*** RECORDS PROVIDED ***
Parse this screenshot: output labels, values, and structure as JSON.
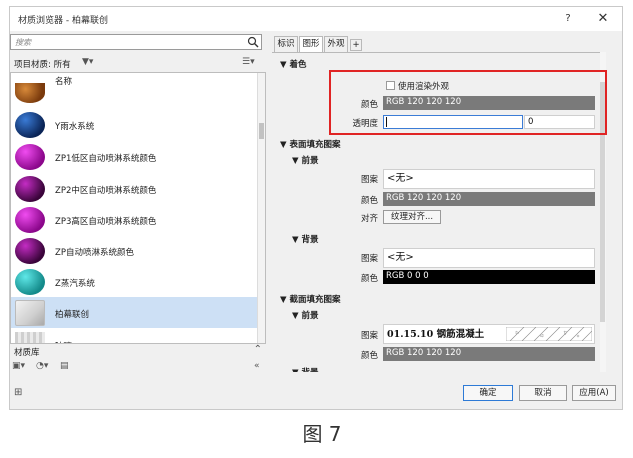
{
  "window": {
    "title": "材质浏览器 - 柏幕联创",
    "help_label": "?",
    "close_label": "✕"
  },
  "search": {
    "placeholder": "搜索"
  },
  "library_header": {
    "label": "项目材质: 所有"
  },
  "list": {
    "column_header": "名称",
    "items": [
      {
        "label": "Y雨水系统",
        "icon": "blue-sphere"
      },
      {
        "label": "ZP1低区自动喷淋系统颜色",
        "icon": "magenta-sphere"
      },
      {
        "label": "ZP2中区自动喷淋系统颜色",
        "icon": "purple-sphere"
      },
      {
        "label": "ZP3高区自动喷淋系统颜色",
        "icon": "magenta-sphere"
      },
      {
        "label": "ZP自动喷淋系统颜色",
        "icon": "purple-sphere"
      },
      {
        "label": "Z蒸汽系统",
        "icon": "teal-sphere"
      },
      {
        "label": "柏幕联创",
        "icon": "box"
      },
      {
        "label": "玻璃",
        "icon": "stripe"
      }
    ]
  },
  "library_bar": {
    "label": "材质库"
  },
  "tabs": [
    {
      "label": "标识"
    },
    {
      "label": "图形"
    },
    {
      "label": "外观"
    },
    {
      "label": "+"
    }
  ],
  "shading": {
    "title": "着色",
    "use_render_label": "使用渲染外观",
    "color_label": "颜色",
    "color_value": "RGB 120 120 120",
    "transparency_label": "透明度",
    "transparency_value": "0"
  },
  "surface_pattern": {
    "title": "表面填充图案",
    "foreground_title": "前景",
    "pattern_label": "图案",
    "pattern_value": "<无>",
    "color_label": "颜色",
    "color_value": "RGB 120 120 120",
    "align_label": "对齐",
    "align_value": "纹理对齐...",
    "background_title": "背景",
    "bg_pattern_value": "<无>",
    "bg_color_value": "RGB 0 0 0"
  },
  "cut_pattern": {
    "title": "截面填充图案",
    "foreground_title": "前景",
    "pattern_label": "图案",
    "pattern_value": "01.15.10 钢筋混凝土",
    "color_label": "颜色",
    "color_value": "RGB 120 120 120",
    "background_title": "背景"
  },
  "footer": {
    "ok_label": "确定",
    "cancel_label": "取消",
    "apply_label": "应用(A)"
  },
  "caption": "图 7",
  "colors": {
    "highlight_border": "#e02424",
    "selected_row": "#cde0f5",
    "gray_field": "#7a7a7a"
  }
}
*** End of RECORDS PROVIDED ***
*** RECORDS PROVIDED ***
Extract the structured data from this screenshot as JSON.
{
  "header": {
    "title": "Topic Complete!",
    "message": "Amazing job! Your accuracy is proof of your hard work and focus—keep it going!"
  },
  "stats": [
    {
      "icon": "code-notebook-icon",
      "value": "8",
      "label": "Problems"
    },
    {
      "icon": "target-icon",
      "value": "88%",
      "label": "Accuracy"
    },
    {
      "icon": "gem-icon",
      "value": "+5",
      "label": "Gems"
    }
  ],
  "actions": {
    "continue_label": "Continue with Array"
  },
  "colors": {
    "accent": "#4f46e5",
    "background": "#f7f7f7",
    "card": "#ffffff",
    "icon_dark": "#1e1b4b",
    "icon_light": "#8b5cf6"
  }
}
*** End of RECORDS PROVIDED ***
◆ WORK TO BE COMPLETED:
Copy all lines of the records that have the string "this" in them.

◆ REPLY:
Parse this screenshot: output labels, values, and structure as JSON.
Extract the structured data from this screenshot as JSON.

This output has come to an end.